One Silent Night: An FFH Christmas
Artist: FFH (
Label: 62Records
Length: 10 tracks/38.9 minutes

Satan wants sin, shame and tragedy to be the last word. But as Michael Card put it in “The Final Word”:

"He (God) spoke the Incarnation and then so was born the Son.
His final word was Jesus, He needed no other one.
Spoke flesh and blood so He could bleed and make a way Divine.
And so was born the baby who would die to make it mine." 

God has the last word, and it is Jesus.

It is the same word that FFH invites us to consider on One Silent Night. This goes beyond the celebration of a birth to the thought found in the familiar refrain, “Let all the earth receive her King.” No Christian contemplation of the birth of Jesus is complete apart from touching on the reason for it.

FFH does not disappoint in this regard. Mixed among seasonal standards and carols are four original songs, which all have spiritual depth. They take us from the manger to the cross, to the recognition that Christ is the long-awaited successor to the throne of David, Israel’s popular king. Unlike the latter, Christ’s reign will never end. He is King of an eternal kingdom.  

What intrigues are the new settings created for these themes. “Let all the earth receive her King” is part of the chorus of “One Silent Night,” which in its title references another popular Christmas carol. The song ends with the refrain “O come, let us adore Him.” Electric guitar propels “Winter Wonderland” into an upbeat pop song, which segues into a brief excursion of “The Little Drummer Boy.”

The crowning achievement comes on the finale “Heaven and Nature Sing.” This combines verses from John 1 with phrases from “Joy to the World.” Here the harmonizing is at its best on a simple but gorgeous tune.

This husband and wife duo alternate singing lead throughout, but in the opening “Baby it’s Cold Outside” they banter back and forth in a way that fully realizes the romantic nature of the song.  

Jennifer Deibler takes the lead on two of my favorite Christmas songs, “O Come O Come Immanuel” and “O Little Town of Bethlehem.” The former appropriately has stripped-back production and more of an ancient feel, being acoustic with cello and flutes. The focus is on the solemn lyrics.

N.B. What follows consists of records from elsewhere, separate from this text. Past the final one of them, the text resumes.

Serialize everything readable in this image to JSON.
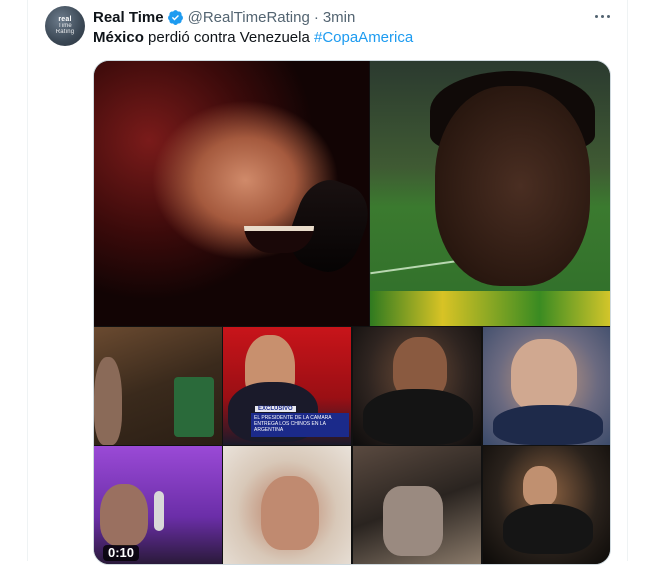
{
  "author": {
    "name": "Real Time",
    "handle": "@RealTimeRating",
    "separator": "·",
    "time": "3min",
    "avatar_text": [
      "real",
      "Time",
      "Rating"
    ]
  },
  "tweet": {
    "text_bold": "México",
    "text_plain": " perdió contra Venezuela ",
    "hashtag": "#CopaAmerica"
  },
  "media": {
    "duration": "0:10",
    "banner_tag": "EXCLUSIVO",
    "banner_text": "EL PRESIDENTE DE LA CAMARA ENTREGA LOS CHINOS EN LA ARGENTINA"
  },
  "icons": {
    "verified": "verified-badge-icon",
    "more": "more-options-icon"
  },
  "colors": {
    "link": "#1d9bf0",
    "verified": "#1d9bf0",
    "muted": "#536471",
    "text": "#0f1419"
  }
}
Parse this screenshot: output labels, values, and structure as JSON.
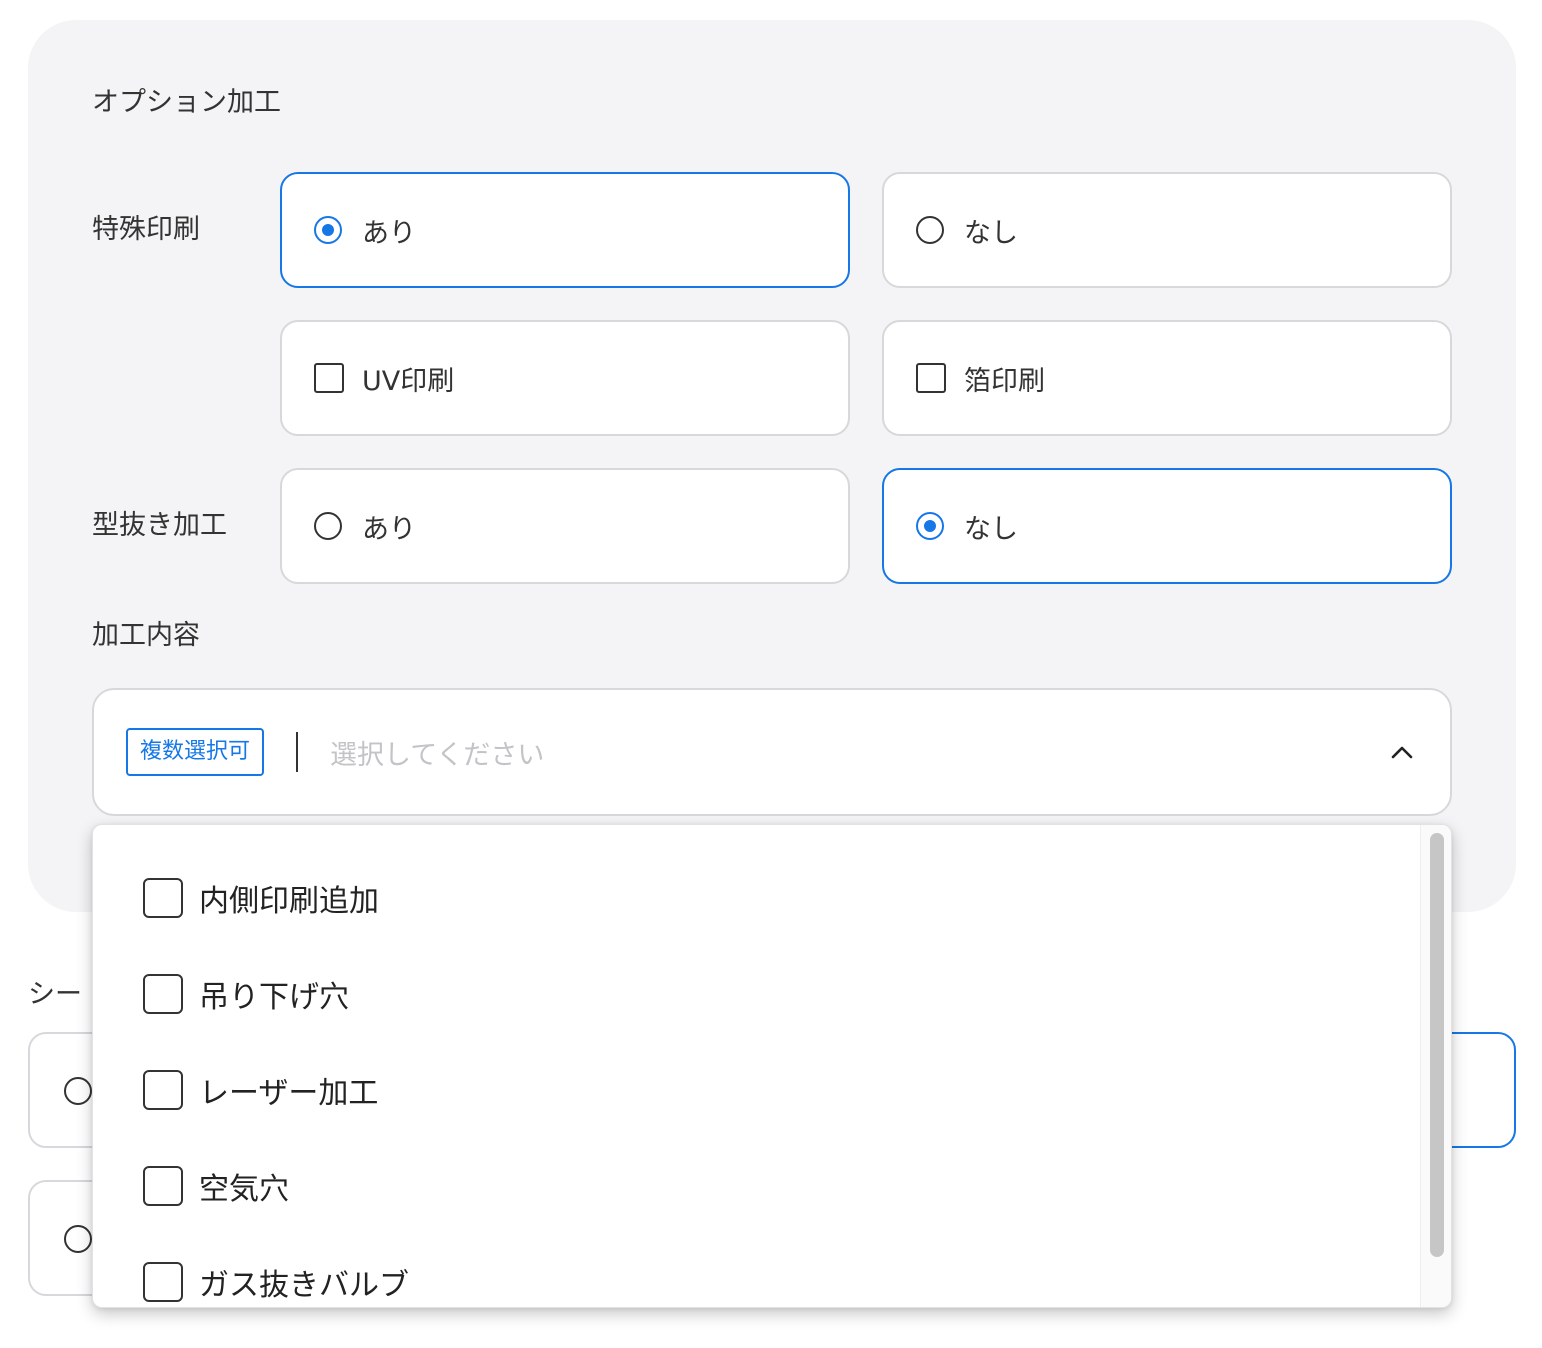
{
  "options": {
    "title": "オプション加工",
    "special_print": {
      "label": "特殊印刷",
      "yes": "あり",
      "no": "なし",
      "selected": "yes",
      "sub_options": [
        "UV印刷",
        "箔印刷"
      ]
    },
    "die_cut": {
      "label": "型抜き加工",
      "yes": "あり",
      "no": "なし",
      "selected": "no"
    },
    "processing": {
      "label": "加工内容",
      "badge": "複数選択可",
      "placeholder": "選択してください",
      "items": [
        "内側印刷追加",
        "吊り下げ穴",
        "レーザー加工",
        "空気穴",
        "ガス抜きバルブ"
      ]
    }
  },
  "below": {
    "label_partial": "シー"
  },
  "colors": {
    "accent": "#1677e6",
    "panel_bg": "#f4f4f6",
    "border": "#d8d8dc",
    "placeholder": "#c4c4c8"
  }
}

This emphasis continues on the latter with a bit more production that includes a shimmering guitar.

This release also provides the opportunity for the effective use of violin, which is featured on a couple of tracks.

This is FFH’s first Christmas release, which was four years in the making. 

Michael Dalton